As a businessperson you need to...


... operating in Norway, you must register with the Central Coordinating Register for Legal Entities and contact your  local tax office to determine the amount of advance tax that you should pay.

If you are a foreign businessperson, you must contact the Central Office - Foreign Tax Affairs in order to determine the amount of advance tax.

Anyone engaged in business in Norway must inform the tax authorities of their income, wealth and income deductions. This is done by completing the Tax Return you receive in March/April the year following the income year. If you are a foreign businessperson, you will receive your Tax Return from the Central Office - Foreign Tax Affairs in February the year following the income year.

If you choose to submit a paper copy of the Tax Return for businesspersons, this must be done by 30 April, alternatively you can submit it online by 31 May.

Remember that you yourself is responsible for ensuring that the Norwegian tax authorities are correctly informed about your income and wealth situation.

Once the tax office has processed your Tax Return, you will receive a tax settlement notice. You will be able to see  what income the tax calculation is based on and whether you have paid too much or not enough tax. You should check the tax settlement notice against the information you provided in your Tax Return.

If you think that the settlement is incorrect, you may appeal the assessment. The tax settlement notice arrives in October.

As an employer you need to...


... withhold tax from your employees’ pay on the basis of their tax deduction cards. If you are a foreign employer, your employees will receive a tax deduction card from the Central Office - Foreign Tax Affairs. The tax deduction card will be sent to the employee, and a copy will be sent to you as the employer.

Tax withholdings must be paid to the municipal treasurer or, if you are a foreign employer, to the International Tax Collection Authority.

You must also pay National Insurance contributions for those of your employees who are comprised by the Norwegian insurance scheme.
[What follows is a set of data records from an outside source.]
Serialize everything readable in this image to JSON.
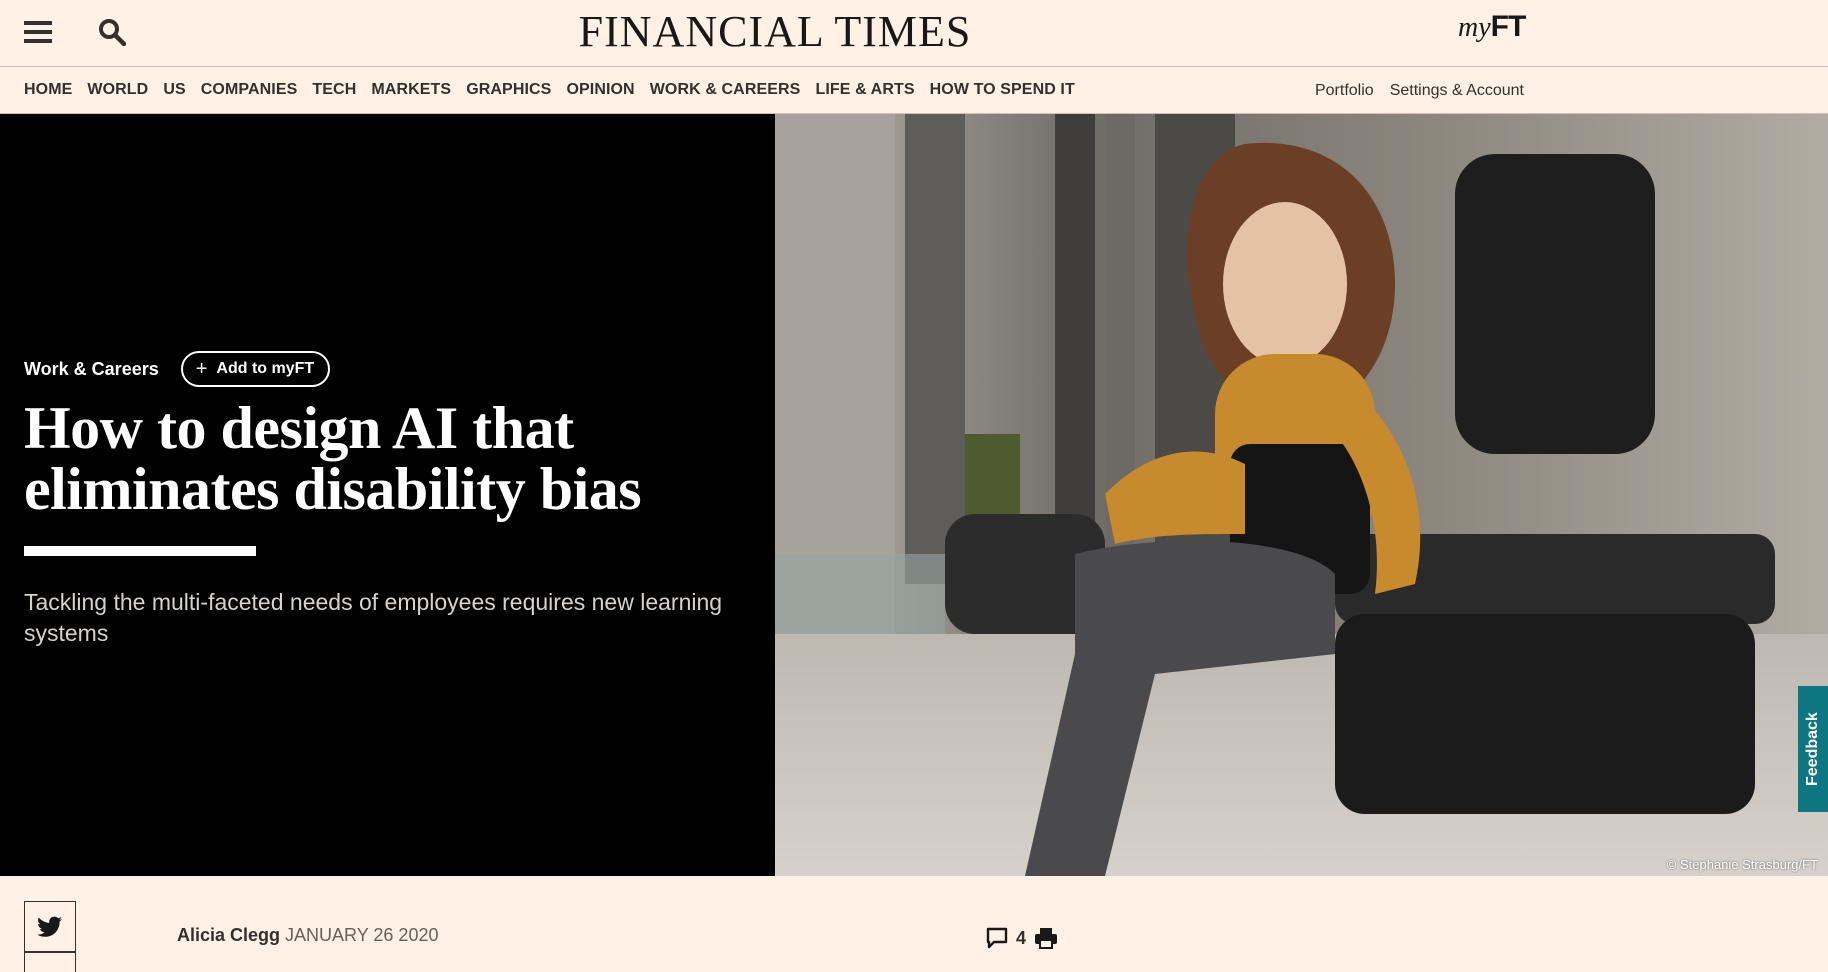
{
  "header": {
    "masthead": "FINANCIAL TIMES",
    "myft_my": "my",
    "myft_ft": "FT"
  },
  "nav": {
    "items": [
      "HOME",
      "WORLD",
      "US",
      "COMPANIES",
      "TECH",
      "MARKETS",
      "GRAPHICS",
      "OPINION",
      "WORK & CAREERS",
      "LIFE & ARTS",
      "HOW TO SPEND IT"
    ],
    "right": [
      "Portfolio",
      "Settings & Account"
    ]
  },
  "article": {
    "section": "Work & Careers",
    "add_myft_label": "Add to myFT",
    "headline": "How to design AI that eliminates disability bias",
    "standfirst": "Tackling the multi-faceted needs of employees requires new learning systems",
    "image_credit": "© Stephanie Strasburg/FT",
    "author": "Alicia Clegg",
    "date": "JANUARY 26 2020",
    "comment_count": "4"
  },
  "feedback_label": "Feedback",
  "colors": {
    "background": "#fff1e5",
    "hero_left": "#000000",
    "feedback": "#0d7680"
  }
}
The employer’s National Insurance contributions help to finance benefits under the National Insurance Scheme and must be paid to the same office as the tax withholdings.

At year end, you must fill in the form "Certificate of pay and tax deducted", also called "End of year certificate" for each of your employees. The certificate of pay and tax deducted/ End of year certificate must show the amount of salary and other remuneration paid to the employees and the amount of tax deducted."

About the Norwegian Tax Administration


The primary tasks of the Norwegian Tax Administration are to collect income and wealth tax, National Insurance contributions, value-added tax and inheritance tax. The Norwegian Tax Administration is also responsible for maintaining and updating the National Population Register.

The Norwegian Tax Administration consists of the Directorate of Taxes in Oslo and local tax offices in five regions: Tax Region North, Tax Region Central Norway, Tax Region West, Tax Region South and Tax Region East.

There are also three national tax offices: the Central Office - Foreign Tax Affairs (COFTA), the Central Tax Office for Large Enterprises and the Oil Taxation Office.
The local tax office will be able to assist you, even if you are resident in another region or abroad. There is a tax appeals board for every regional and national tax office.

Together with the Labour Inspection Authority, the Police, and the Directorate of Immigration (UDI), the Norwegian Tax Administration has established three joint service centres for foreign employees in Oslo, Stavanger and Kirkenes. This is a visitors’ centre only. At the service centres you will be able to obtain assistance  in many different languages. There are also plans for visitors’ centres in other parts of the country.

Contact us

From Norway: 800 80 000
From abroad: +47 22 07 70 00
Central Office - Foreign Tax Affairs: +47 51 96 96 00
E-mail address of the Central Office - Foreign Tax Affairs:
International Tax Collection Authority: +47 51 86 89 00
E-mail address of the International Tax Collection Authority: